On the other hand, "Chef" is a labor of love which, to my mind, automatically makes it more profound than it would otherwise have been. We're getting a glimpse into Jon Favreau himself, and it's evident the man is a burly, kind-hearted teddy bear. He might have the chops to direct a big-time action movie like "Iron Man," but he's also an appreciator of the simple things in life, like food and family. And that's reassuring: it's heartening to know that Hollywood, evil and infernal though it be, has a few good souls working in it.
I'll leave you with this thought: "Chef" has widely been called "food porn" for its luscious scenes of cooking (I actually wish the movie had shown more cooking; Favreau, who had Kogi meister Roy Choi on board as a co-producer and food guru, was sent by Choi to culinary school to prep for his role), and it contains some jokes that, perhaps, only foodies will appreciate. For my money, one of the funniest of these jokes comes about ten minutes into the film. Carl has just had an argument with Riva about the menu that Carl is to cook that evening. Riva, who owns the restaurant, naturally wins the argument, telling Carl, "I think you should play your hits." Carl relents, and what follows is the speech he gives to the restaurant staff regarding the game plan for that night:

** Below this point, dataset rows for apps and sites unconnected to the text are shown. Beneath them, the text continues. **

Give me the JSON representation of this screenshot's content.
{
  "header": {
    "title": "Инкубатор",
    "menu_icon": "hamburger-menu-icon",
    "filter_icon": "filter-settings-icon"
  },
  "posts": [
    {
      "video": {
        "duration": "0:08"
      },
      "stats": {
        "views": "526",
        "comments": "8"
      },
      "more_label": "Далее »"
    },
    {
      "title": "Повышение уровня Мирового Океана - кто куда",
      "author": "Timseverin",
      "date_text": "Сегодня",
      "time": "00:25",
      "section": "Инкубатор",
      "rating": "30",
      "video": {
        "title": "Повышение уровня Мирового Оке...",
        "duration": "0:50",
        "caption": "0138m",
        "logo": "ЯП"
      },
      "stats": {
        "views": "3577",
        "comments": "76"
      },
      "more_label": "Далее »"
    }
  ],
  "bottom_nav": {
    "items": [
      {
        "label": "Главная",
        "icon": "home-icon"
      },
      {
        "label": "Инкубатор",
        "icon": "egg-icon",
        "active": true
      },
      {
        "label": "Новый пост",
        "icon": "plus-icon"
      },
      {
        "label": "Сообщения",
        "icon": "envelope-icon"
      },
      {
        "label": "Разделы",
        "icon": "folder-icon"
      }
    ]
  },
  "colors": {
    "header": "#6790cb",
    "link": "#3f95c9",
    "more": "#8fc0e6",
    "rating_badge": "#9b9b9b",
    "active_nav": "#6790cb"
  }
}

All right, let's go—pre-shift, guys! Big night tonight. Here's what we're doin'. We're gonna go with the favorites: starting with the caviar egg, scallop, French onion soup, frisée salad, lobster risotto, filet... and we're gonna finish strong with a crowd-pleaser: chocolate lava cake. Talk to Molly about wine pairings; lemme know when he [the food critic] gets here. Let's have fun. Put your heart in it, people. Let's have some fun. Good. Good.
I was rolling. While I don't consider myself a full-on foodie, I've watched enough Food Network to know a bit about what's in, what's out, what's cliché, what's passé—and Carl's litany of that night's food was a roll call of moribund cuisine. Chocolate lava cake? Seriously? You don't need to eat that at an upscale Brentwood restaurant when you can order lava cake at your local Chili's! And French onion soup? You can't get more typical than that at a Gallic-themed restaurant. Lobster risotto sounds perfectly safe and timid, as does filet mignon. So yeah: as I heard Carl recite the night's menu, I busted a gut. Later on, when critic Ramsey Michel sits down to dinner and takes a look at the French onion soup in front of him, Oliver Platt's facial expression is absolutely priceless.
See "Chef." It's not the deepest film in the world, but if you love looking at good food and you don't mind watching a predictably familiar, heart-warming story about a man once again following his passion, you'll have fun. Trust me.